Christine Charaudeau told us: “The signage is terrible. I’ve often followed signs that led to nowhere. Thankfully, I speak French and am familiar with the airport but for first time travellers … yikes!”

Edwin Walley added that it was, “impossible to get from point A to point B,”  as he described the logistics at the airport as the “worst in the world”.

And James Patterson had a piece of advice taken from another airport. “The signage could be better – they could take a cue from Heathrow in that regard.”

Anthony Schofield said: “Arriving by car/taxi is painful due to congestion and the walk from the skytrain to baggage claim seems interminable.”

Border control

Border control, too, was a cause for complaint. “The wait at the frontière is shameful,” Linda, who preferred to use just her first name, told us. “I waited one and a half hours standing, with a lot of old people.”

Sharon Dubble agreed. She wrote: “The wait time to navigate passport control and customs is abysmal!”

Deborah Mur, too, bemoaned the issue of, “the long, long wait to pass border control in Terminal E, especially at 6am after an overnight flight.”

Beth Van Hulst, meanwhile, pulled no punches with her estimation of border staff and the airport in general. “[It] takes forever to go through immigration, and staff deserve their grumpy reputation. Also, queuing is very unclear and people get blocked because the airport layout is not well designed.”

Jeff VanderWolk highlighted the, “inadequate staffing of immigration counters and security checkpoints”, while Karel Prinsloo had no time for the brusque attitudes among security and border personnel. “Officers at customs are so rude. I once confronted the commander about their terrible behaviour.  His response said it all: ‘We are not here to be nice’. Also the security personnel.”


One of the most-complained-about aspects is one that is not actually within the airport’s control – public transport connections.  

Mahesh Chaturvedula was just one of those to wonder about integrated travel systems in France, noting problems with the reliability of onward RER rail services, and access to the RER network from the terminal.

The airport is connected to the city via RER B, one of the capital’s notoriously slow and crowded suburban trains. Although there are plans to create a new high-speed service to the airport, this now won’t begin until after the 2024 Olympics.

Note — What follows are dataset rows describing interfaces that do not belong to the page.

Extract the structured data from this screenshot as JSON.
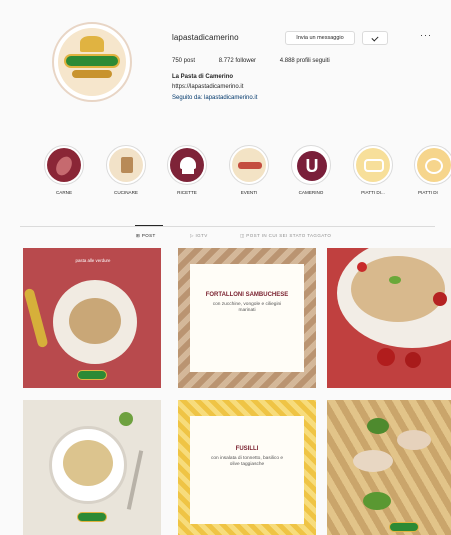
{
  "profile": {
    "username": "lapastadicamerino",
    "message_label": "Invia un messaggio",
    "follow_icon": "person-check-icon",
    "more_label": "···",
    "stats": {
      "posts": "750 post",
      "followers": "8.772 follower",
      "following": "4.888 profili seguiti"
    },
    "bio_name": "La Pasta di Camerino",
    "bio_link": "https://lapastadicamerino.it",
    "bio_link_tag": "Seguito da: lapastadicamerino.it"
  },
  "highlights": [
    {
      "label": "CARNE",
      "color": "#8a2636"
    },
    {
      "label": "CUCINARE",
      "color": "#f2e2c8"
    },
    {
      "label": "RICETTE",
      "color": "#7e2338"
    },
    {
      "label": "EVENTI",
      "color": "#f3e3c5"
    },
    {
      "label": "CAMERINO",
      "color": "#7a1f3a"
    },
    {
      "label": "PIATTI DI...",
      "color": "#f7df9a"
    },
    {
      "label": "PIATTI DI",
      "color": "#f6d58c"
    }
  ],
  "tabs": [
    {
      "label": "⊞ POST",
      "active": true
    },
    {
      "label": "▷ IGTV",
      "active": false
    },
    {
      "label": "◫ POST IN CUI SEI STATO TAGGATO",
      "active": false
    }
  ],
  "posts": [
    {
      "caption": "pasta alle verdure",
      "title": "",
      "sub": ""
    },
    {
      "caption": "",
      "title": "FORTALLONI SAMBUCHESE",
      "sub": "con zucchine, vongole e ciliegini marinati"
    },
    {
      "caption": "",
      "title": "",
      "sub": ""
    },
    {
      "caption": "",
      "title": "",
      "sub": ""
    },
    {
      "caption": "",
      "title": "FUSILLI",
      "sub": "con insalata di tonnetto, basilico e olive taggiasche"
    },
    {
      "caption": "",
      "title": "",
      "sub": ""
    }
  ],
  "colors": {
    "accent_red": "#b84a4d",
    "brand_green": "#2c8a35",
    "brand_gold": "#e0b341",
    "link_blue": "#00376b"
  }
}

Sekhar also called for, “more frequent trains from SNCF to different cities across France with respect to the international flight schedules.”

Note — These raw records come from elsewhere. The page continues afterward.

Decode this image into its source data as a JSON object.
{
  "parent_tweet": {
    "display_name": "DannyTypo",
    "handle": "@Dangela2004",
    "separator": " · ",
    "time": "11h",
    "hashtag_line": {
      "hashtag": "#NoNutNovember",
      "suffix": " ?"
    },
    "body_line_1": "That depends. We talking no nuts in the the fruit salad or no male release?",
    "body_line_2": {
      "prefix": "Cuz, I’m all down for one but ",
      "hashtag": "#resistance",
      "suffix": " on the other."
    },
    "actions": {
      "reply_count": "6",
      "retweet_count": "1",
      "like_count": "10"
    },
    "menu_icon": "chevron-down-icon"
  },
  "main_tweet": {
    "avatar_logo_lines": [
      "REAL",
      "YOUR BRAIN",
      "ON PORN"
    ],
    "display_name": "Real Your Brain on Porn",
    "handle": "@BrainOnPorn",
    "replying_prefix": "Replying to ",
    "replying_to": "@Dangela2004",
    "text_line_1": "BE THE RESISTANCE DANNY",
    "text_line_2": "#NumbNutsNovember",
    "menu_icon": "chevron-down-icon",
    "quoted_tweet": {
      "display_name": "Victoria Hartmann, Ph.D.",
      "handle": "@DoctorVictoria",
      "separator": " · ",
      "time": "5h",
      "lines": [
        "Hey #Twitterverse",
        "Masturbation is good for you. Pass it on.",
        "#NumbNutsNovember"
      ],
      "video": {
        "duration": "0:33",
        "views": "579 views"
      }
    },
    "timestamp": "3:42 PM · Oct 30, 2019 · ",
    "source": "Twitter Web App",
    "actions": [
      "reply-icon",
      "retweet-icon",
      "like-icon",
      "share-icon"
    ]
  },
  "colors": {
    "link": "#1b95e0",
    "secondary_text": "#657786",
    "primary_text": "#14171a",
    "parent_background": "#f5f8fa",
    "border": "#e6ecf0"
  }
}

The good news

But it wasn’t all bad news for the airport, 35 percent of survey respondents said the airport had more positives than negatives, while a Twitter poll of local readers came out in favour of Charles de Gaulle.

Conceding that the airport is “too spread out”, Jim Lockard said it, “generally operates well; [and has] decent amenities for food and shopping”.

Declan Murphy was one of a number of respondents to praise the, “good services and hotels in terminals”, while Dean Millar – who last passed through Charles de Gaulle in October – said the, “signage is very good. [It is] easy to find my way around”.

He added: “Considering the size (very large) [of the airport] it is very well done.  So no complaints at all.”